▶ **WORK INSTRUCTIONS**: If a line in the data has the string "What", please show it.

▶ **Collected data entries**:
Content starts

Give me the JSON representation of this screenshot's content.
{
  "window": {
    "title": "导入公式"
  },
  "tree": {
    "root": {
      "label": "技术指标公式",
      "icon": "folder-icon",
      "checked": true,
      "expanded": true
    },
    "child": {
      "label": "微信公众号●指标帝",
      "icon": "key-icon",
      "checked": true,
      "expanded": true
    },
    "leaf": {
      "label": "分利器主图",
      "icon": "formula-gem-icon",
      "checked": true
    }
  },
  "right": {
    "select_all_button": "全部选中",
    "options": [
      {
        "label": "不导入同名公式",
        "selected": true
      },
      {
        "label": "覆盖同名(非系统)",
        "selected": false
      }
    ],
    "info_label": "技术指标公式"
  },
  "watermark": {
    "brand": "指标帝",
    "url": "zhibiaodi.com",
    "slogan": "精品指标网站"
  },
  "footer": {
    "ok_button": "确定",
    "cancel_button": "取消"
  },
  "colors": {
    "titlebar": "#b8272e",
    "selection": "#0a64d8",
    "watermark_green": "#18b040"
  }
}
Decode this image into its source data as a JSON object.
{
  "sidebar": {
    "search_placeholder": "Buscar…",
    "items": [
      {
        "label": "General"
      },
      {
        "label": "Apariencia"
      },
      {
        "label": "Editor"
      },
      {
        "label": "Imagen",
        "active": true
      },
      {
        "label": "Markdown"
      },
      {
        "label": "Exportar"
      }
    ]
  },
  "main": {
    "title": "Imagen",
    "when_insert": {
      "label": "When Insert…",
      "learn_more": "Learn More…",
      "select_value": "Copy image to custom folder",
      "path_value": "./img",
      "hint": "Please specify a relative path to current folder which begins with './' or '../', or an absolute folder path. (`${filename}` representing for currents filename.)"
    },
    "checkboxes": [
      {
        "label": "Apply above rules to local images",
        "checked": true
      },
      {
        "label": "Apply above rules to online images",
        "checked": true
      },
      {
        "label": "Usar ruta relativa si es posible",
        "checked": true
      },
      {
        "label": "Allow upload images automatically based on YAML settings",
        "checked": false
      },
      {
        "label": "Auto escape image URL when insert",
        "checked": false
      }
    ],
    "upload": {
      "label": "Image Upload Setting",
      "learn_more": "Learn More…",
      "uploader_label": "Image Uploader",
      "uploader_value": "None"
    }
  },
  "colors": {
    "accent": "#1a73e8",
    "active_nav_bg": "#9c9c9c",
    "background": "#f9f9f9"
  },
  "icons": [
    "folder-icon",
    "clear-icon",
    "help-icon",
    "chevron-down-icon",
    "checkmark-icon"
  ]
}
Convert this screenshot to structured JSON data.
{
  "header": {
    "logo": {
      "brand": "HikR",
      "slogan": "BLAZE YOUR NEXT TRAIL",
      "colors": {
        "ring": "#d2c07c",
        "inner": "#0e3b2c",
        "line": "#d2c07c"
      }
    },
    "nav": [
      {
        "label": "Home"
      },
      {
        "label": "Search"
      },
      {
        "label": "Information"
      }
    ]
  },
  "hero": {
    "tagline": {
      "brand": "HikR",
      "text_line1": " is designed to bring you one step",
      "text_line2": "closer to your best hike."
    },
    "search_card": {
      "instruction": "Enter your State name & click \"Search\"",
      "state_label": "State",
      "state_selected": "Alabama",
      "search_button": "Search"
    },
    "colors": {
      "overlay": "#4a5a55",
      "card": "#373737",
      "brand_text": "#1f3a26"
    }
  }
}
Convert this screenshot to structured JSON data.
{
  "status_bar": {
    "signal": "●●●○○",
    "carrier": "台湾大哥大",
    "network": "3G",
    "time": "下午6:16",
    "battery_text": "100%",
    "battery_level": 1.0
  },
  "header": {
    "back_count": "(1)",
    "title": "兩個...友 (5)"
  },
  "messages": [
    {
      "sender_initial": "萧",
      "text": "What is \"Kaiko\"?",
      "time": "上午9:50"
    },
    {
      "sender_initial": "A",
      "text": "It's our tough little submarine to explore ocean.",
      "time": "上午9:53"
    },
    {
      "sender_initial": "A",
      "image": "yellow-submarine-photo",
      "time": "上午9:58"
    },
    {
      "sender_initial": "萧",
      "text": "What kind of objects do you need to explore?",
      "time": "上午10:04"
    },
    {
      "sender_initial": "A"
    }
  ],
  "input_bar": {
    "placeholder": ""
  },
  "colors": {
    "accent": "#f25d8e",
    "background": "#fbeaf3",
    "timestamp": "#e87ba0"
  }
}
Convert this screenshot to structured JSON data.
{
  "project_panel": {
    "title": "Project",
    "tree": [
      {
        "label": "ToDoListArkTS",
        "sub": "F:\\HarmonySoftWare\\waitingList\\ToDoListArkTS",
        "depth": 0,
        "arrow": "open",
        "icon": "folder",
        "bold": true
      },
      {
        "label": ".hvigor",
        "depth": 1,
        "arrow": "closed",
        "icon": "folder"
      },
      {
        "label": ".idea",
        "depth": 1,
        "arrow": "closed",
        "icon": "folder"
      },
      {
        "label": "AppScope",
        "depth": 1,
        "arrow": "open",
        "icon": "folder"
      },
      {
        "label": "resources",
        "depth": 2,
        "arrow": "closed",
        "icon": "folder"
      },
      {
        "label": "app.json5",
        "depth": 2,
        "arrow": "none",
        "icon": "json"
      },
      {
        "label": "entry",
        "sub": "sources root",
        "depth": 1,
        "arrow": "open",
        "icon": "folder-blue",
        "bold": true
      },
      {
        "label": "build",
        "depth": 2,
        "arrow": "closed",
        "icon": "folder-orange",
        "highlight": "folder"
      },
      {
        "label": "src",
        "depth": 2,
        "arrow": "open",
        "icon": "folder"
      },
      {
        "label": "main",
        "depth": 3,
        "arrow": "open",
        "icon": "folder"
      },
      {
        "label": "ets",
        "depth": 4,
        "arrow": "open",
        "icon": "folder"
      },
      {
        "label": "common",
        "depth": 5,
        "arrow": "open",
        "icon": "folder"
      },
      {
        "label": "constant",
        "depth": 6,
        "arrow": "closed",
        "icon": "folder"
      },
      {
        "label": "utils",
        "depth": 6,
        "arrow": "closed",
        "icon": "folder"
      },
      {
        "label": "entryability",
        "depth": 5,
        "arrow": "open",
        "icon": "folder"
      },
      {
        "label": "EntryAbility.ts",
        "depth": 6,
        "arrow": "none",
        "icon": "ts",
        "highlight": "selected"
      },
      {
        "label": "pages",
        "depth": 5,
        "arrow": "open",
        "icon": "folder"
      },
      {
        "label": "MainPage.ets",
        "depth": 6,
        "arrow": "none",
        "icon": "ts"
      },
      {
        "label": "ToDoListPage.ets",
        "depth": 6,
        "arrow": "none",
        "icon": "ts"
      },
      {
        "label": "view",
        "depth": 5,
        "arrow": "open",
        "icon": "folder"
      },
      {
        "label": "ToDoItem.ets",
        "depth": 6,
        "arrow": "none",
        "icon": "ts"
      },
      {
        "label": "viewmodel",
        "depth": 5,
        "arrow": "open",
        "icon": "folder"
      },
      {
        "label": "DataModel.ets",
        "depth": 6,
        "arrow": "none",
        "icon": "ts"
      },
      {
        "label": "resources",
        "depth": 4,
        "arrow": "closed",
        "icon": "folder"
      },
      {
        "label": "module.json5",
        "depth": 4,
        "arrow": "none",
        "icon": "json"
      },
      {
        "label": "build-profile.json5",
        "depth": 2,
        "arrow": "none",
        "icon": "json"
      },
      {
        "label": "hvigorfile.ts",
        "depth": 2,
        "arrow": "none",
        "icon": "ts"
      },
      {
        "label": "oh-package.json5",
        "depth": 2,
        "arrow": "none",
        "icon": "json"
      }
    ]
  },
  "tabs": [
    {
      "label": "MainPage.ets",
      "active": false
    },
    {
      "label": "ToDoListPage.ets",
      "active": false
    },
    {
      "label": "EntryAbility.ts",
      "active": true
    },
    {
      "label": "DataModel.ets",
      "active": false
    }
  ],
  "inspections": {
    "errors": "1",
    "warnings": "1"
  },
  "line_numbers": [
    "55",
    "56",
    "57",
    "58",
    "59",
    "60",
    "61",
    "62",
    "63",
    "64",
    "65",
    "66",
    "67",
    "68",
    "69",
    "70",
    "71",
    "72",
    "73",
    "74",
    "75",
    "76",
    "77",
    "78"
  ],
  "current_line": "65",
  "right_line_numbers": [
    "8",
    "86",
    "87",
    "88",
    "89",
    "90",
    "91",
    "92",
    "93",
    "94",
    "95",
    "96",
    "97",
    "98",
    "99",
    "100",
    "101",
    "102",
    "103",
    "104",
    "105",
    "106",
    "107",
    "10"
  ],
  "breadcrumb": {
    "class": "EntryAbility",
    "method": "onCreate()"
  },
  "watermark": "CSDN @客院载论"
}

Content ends

▶ **RESPONSE TO THE TASK**:
      "text": "What is \"Kaiko\"?",
      "text": "What kind of objects do you need to explore?",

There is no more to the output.